Spending on social services: The Congress-led coalition is aiming to increase spending on education to 6 per cent of GDP. To accomplish this, the government imposed a 2 per cent education cess on direct and indirect taxes in the 2004-05 Budget. Policy announcements to increase resources for this area will be positive. Similarly, the government is aiming to expand healthcare spending to 2-3 per cent of GDP; however, it remains to be seen how efficiently it can reallocate spending to meet this objective.
Agriculture: This sector is likely to be a priority and steps to increase investment in this sector could benefit overall growth (agriculture makes up 22 per cent of GDP) and foster consumption (as two-thirds of the population is employed in agriculture).
Efficient implementation of agricultural programs will be key to their success. Investment in irrigation facilities, development of rural infrastructure, crop diversification and increasing credit to the sector are likely to be the main elements of the government's strategy in this sector.
However, the increasing policy-based lending to the agriculture sector should be monitored closely as it could increase non-performing loans in the banking system.
Other policy statements regarding structural reforms:
Trade liberalisation: In recent budgets, India has been reducing its tariffs, which boosts competitiveness in the economy. The present government is committed to bringing tariffs in line with the ASEAN countries, and a further reduction in the maximum import tariff (20 per cent) will be welcomed.
Privatisation: The Congress-led coalition has scaled back the more aggressive privatisation plans of the previous government. Instead of strategic sales, the present government is likely to focus on selling unprofitable state-owned enterprises and residual stakes in partially-privatised companies.
Fitch expects a much more modest divestment target from this government (in the 2004-05 budget the present government trimmed the target to Rs 400 crore (Rs 40 billion), which was much lower than the Rs 16,000 crore (Rs 160 billion) the previous government had targeted in the interim budget for 2004-05).
An announcement regarding dilution of government stake in public sector banks will be viewed positively, although implementation of this measure could face opposition from the left-wing parties.
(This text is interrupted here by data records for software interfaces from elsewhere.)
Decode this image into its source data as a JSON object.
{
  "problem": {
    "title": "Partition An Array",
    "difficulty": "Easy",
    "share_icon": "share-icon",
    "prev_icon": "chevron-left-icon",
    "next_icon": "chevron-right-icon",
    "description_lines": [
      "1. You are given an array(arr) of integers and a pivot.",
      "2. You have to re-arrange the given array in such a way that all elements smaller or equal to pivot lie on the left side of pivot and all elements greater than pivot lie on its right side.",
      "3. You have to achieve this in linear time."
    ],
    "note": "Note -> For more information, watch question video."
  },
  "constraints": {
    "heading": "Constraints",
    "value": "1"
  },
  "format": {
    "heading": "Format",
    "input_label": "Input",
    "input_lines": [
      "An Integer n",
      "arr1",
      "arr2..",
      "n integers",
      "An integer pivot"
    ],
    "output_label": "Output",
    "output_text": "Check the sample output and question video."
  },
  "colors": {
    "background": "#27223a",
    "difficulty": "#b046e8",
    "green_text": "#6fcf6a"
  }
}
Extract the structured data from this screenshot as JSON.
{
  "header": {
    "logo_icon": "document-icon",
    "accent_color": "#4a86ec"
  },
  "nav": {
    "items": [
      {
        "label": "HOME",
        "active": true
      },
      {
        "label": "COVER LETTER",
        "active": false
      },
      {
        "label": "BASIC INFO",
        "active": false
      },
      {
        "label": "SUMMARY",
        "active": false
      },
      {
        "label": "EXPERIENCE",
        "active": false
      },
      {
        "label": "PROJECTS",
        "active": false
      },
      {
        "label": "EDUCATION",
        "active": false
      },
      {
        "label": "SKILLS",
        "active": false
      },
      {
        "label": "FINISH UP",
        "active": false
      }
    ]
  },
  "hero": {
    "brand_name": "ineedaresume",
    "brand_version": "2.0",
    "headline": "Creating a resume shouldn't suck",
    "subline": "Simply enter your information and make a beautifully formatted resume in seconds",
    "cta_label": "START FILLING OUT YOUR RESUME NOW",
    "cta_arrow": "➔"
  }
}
Foreign direct investment: FDI in India remains very low at 1 per cent of GDP and the restrictive FDI regime impedes growth. As such, a broad policy framework on FDI and liberalisation of FDI in key sectors is essential. However, resistance from Congress's coalition partners could inhibit any significant moves. As such, Fitch expects the government to continue with its piecemeal approach to increasing FDI caps in certain sectors.
For example, the government increased the cap on FDI in telecommunications to 74 per cent from 49 per cent previously, though so far it has been unable to increase the cap on FDI in the insurance sector (as announced in the 2004-05 Budget) owing to stiff opposition from the Left parties.
Interest rates on small savings schemes: The National Democratic Alliance government was gradually reducing interest rates offered on small saving schemes, which is essential for improving the health of public finances. Moreover, as the interest rate on small savings acts as a floor to bank deposit rates, the artificially high rates on this scheme reduces the effectiveness of monetary policy. Unfortunately, the new government halted the decline in these interest rates and in view of its proclivity to boost rural incomes, it is unlikely that it will move aggressively to cut rates. On the contrary, the government recently increased the interest rate paid out on the Employees Provident Fund, India's largest pension fund. This step was widely portrayed as a move to appease the Left parties in return for their support in raising the cap on FDI in the telecom sector.